‘On Mt Luxmore’
In a hut on the top of the world
I spent some time with my friends
In a lawless and beautiful land
Where history belonged only to the hills
And I’ll never forget the sun setting
Over the mountains of Fiordland
Nor the feeling that I was content
Not four walls but a timeless home
I felt that there was nothing left but the view ahead
Just this, no past to trouble my soul
Stepping above the clouds
Was to leave all memories below
Fresh as the emerald fire
Sweeping over the fellside
The untouched wilderness
Stripped me to my purity
Earlier than I can express
Where I have always been
I felt that there was nothing left but the view ahead
Just this, no past to trouble my soul
The following are some tips on staying motivated in the early stages of learning guitar. It can be a tough instrument, particularly where you’re starting out and so I hope these ideas will inspire and help keep things fun for you!
- Learn easier arrangements of your favourite songs. It can seem like a long road learning to play the songs of your guitar heroes. However there are some great books that carefully adapt classic tracks to be beginner friendly and yet still sound close to the originals. A couple of examples are Trinity’s Rock and Pop series and Hal Leonard’s ‘Graded Guitar Songs’. And no, sadly I’ve not been paid to recommend those books.
- Keep listening to new music. Not only can this renew inspiration, but it also develops your musical ‘ear’ by familiarising you with new forms of harmony, rhythms, styles of playing etc. If you’d like some ideas, here is a totally biased list featuring some of my favourite guitarists: Jeff Beck, Django Reinhardt, Joe Pass, Guthrie Govan and Stevie Ray Vaughan.

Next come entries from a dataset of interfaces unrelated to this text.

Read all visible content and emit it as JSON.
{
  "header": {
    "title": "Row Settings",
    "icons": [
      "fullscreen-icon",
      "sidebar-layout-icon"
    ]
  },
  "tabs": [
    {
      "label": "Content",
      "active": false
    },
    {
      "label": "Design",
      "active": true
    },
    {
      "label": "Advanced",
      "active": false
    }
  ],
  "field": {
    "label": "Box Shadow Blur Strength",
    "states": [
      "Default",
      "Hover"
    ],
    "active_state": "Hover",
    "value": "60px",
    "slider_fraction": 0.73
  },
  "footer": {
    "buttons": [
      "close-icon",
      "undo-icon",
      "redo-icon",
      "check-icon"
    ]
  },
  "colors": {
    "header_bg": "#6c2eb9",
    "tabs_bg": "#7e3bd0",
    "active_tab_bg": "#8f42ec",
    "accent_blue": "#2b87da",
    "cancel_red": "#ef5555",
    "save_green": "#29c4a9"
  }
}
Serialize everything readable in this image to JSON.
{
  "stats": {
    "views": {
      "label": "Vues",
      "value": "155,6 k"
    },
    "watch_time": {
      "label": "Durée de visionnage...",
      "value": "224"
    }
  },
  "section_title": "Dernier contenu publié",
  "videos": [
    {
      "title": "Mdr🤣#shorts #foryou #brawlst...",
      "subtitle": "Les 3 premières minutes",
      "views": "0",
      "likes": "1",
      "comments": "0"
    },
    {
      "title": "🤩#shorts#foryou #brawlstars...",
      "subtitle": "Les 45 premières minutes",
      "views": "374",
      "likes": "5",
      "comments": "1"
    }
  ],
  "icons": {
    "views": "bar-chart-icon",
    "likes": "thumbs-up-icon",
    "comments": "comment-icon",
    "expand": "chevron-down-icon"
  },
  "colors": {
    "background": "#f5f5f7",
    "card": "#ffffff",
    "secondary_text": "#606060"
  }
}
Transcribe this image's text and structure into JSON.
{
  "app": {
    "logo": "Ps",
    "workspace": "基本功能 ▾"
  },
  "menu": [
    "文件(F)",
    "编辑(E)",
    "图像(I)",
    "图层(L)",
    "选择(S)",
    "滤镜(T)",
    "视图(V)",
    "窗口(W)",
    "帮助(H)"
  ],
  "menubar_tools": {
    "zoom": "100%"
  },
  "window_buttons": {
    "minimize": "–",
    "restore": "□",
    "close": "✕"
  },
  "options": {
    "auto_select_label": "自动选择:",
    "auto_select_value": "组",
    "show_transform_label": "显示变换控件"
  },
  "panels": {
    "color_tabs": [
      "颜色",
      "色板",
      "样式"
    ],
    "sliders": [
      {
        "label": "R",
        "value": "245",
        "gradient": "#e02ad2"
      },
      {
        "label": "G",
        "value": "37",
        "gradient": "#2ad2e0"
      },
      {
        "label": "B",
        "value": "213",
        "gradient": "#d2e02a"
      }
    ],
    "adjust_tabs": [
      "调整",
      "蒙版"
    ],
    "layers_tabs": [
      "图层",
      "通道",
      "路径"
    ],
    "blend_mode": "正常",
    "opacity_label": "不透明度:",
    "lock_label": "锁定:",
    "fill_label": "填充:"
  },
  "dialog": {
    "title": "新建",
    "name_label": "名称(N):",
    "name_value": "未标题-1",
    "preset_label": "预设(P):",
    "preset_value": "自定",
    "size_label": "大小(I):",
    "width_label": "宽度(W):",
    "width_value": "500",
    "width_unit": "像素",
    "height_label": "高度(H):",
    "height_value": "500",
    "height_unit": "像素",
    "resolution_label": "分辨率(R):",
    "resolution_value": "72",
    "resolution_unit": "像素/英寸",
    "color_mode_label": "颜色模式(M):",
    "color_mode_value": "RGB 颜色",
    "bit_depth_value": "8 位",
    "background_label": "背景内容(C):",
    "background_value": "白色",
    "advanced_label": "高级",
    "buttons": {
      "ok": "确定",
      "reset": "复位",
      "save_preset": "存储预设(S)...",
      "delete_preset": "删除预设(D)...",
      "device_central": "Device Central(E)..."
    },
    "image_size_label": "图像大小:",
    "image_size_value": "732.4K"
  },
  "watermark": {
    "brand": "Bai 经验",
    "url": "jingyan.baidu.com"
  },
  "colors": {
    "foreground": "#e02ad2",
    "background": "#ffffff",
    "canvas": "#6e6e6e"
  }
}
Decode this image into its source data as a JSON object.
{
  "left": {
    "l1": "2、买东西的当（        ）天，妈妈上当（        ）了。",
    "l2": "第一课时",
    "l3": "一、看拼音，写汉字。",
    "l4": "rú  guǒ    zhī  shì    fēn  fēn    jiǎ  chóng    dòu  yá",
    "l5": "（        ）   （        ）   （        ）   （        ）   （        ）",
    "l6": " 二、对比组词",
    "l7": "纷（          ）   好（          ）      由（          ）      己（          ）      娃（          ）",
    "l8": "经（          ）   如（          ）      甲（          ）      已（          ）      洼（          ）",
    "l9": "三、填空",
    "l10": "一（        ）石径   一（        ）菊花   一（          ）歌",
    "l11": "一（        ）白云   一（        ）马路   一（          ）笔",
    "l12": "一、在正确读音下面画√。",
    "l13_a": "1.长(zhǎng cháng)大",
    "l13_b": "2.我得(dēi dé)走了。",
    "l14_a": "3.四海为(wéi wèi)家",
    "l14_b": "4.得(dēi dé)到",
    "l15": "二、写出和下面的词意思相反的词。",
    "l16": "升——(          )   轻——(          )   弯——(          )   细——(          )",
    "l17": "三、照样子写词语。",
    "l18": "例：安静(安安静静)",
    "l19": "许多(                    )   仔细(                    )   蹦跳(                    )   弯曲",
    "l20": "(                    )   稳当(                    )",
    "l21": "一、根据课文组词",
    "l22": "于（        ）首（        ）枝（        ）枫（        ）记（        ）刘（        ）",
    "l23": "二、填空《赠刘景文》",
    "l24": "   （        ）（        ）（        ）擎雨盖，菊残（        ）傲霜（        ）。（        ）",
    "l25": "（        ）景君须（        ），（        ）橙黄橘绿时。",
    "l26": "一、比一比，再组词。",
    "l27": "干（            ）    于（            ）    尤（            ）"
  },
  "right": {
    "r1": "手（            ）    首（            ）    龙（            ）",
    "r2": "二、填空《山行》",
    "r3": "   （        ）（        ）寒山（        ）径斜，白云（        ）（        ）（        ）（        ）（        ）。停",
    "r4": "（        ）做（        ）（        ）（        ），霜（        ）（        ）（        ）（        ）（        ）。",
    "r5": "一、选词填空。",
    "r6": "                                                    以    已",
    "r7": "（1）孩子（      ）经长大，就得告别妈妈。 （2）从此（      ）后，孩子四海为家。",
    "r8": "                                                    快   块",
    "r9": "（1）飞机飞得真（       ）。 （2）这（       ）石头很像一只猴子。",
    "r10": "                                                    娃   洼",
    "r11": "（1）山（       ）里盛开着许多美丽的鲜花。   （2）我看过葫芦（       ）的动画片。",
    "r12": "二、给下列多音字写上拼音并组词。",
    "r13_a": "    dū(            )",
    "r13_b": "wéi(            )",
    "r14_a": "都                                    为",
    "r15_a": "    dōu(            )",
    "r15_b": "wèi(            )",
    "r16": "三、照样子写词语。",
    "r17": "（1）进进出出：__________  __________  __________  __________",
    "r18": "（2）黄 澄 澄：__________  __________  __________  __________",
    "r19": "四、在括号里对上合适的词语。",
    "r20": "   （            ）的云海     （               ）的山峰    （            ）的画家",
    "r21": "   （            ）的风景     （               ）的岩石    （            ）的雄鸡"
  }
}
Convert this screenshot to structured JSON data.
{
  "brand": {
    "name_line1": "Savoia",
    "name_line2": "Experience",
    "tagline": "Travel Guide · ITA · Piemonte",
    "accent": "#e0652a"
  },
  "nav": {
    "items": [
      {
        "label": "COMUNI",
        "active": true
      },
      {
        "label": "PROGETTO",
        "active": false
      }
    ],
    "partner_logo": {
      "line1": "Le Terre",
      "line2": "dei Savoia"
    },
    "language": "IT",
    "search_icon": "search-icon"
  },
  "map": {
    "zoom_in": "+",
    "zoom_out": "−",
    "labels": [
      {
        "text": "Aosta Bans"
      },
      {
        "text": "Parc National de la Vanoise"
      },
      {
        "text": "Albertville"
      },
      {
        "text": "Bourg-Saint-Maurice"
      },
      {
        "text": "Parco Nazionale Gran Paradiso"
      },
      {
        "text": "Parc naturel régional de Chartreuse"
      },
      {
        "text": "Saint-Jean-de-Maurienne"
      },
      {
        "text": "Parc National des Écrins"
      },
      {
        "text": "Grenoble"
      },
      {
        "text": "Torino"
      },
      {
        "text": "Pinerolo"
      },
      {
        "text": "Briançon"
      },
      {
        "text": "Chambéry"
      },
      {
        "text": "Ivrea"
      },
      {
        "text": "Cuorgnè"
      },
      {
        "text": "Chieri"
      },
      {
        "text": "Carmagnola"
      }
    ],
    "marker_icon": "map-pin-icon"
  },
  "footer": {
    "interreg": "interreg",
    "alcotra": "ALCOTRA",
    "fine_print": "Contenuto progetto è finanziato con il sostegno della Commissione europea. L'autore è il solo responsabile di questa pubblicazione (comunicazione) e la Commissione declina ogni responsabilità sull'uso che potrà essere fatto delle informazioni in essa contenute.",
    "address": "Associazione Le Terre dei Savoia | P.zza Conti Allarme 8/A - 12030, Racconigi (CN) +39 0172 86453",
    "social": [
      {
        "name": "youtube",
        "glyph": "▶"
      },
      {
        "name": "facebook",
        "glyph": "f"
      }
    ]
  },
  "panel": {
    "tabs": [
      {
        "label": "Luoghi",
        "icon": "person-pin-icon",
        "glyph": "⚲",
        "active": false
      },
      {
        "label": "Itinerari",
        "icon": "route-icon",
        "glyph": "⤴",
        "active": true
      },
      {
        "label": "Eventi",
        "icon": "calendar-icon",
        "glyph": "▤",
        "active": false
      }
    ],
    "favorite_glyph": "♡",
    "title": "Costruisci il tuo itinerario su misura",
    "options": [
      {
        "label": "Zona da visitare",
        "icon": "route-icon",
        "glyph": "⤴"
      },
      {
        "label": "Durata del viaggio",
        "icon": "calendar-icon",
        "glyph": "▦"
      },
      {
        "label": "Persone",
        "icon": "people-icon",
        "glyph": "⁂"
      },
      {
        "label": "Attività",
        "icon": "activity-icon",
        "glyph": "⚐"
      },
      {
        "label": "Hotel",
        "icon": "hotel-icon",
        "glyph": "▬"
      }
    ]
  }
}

- Improvise. For me this is one of the most expressive and satisfying ways to play the guitar. It’s a bit like being given a palette of paints and a canvas and being told to do what you like – wonderful! It also helps keep things feeling fresh in your practice routine so that you’re not simply going over the same scales, riffs etc. all the time. Even if you only have minimal scale knowledge you can improvise; it is not just for advanced players. There are online guides to improvisation and countless backing tracks on Youtube for you to solo over.
- Set targets and rewards. I owe one of my students thanks for this idea, as he recently told me that he was keen to buy a new guitar but wanted to create a target that he would have to reach first. I think this is a great idea and a good target could be learning to play a certain song. Of course a reward can be as small or as big as you like – from a new plectrum to a new amplifier.
- Play with others. If you’re lucky enough to be learning alongside someone else (as I was when I started), then you can spur each other along and share in your frustrations and successes. If not, there are other options such as jam nights and open mic nights where even if you don’t feel comfortable performing, you can meet other guitarists and share advice, enthusiasm etc.
- Use Apps. A few of my students are using apps to help them with guitar practice at the moment and there seems to be plenty to choose from. A quick search online brought up this list: www.guitarworld.com/25-best-guitar-and-music-apps Having a database of chords, licks, scales, songs etc. on your phone sounds pretty cool to me!
- Keep track of progress. The initial stages of learning guitar can be a challenge and so to keep perspective you could try measuring your progress. This way you can see how you are improving and aren’t as likely to feel ‘stuck in a rut’. One example for this is practising in time to a metronome to see how the speed of your playing is increasing. Another idea from world-famous tutor Justin Sandercoe relates to one of the most common problems for beginners – changing between chords quickly. He calls it ‘one minute changes’ and for this you write down how many times you can change between two chords in one minute. Then when you manage to beat your record you can see for yourself that you are progressing.
tomhunt.co.uk 2015 (c)